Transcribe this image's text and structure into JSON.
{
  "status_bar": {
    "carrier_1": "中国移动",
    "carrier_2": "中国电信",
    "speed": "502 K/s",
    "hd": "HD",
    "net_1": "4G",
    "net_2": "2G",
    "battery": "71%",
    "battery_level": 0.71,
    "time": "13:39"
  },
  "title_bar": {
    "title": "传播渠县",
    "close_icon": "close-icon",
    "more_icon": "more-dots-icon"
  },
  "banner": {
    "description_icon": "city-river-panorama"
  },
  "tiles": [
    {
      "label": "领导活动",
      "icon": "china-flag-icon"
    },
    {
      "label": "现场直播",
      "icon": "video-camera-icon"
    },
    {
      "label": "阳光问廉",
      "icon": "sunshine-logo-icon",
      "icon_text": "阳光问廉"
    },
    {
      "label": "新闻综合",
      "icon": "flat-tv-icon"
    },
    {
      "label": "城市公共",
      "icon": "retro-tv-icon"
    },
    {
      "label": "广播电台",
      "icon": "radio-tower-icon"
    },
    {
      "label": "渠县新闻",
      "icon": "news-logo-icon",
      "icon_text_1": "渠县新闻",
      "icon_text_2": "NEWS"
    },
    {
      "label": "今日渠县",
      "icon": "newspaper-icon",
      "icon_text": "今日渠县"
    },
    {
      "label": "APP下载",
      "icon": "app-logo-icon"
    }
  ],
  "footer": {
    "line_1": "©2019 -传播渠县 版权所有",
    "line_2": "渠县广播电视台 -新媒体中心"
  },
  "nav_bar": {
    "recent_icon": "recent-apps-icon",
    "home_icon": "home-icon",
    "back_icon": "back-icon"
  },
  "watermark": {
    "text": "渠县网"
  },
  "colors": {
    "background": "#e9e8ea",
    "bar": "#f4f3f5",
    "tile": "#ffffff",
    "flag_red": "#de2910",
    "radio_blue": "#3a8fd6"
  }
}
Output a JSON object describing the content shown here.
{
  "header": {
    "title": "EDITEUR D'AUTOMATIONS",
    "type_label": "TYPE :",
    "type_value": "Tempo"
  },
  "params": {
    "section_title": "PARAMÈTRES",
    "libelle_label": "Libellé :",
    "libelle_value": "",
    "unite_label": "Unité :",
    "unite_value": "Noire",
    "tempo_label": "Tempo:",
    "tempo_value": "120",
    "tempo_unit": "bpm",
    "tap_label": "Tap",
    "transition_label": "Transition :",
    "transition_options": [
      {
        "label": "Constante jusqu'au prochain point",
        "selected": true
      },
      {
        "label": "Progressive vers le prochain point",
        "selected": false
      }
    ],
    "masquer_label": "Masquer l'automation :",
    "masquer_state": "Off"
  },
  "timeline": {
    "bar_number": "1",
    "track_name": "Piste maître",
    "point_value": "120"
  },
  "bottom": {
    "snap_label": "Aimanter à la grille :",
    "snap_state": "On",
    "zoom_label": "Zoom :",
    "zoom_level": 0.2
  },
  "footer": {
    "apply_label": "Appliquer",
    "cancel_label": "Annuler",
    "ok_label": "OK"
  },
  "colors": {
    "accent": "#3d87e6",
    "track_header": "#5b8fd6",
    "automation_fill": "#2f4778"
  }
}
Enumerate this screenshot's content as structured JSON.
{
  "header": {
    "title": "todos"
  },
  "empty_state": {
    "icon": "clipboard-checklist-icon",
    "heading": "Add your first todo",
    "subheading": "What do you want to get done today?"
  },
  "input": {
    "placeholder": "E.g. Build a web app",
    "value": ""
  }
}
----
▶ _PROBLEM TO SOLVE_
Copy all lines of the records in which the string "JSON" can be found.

▶ _OUTPUT FOR THIS TASK_
Transcribe this image's text and structure into JSON.
Output a JSON object describing the content shown here.
Enumerate this screenshot's content as structured JSON.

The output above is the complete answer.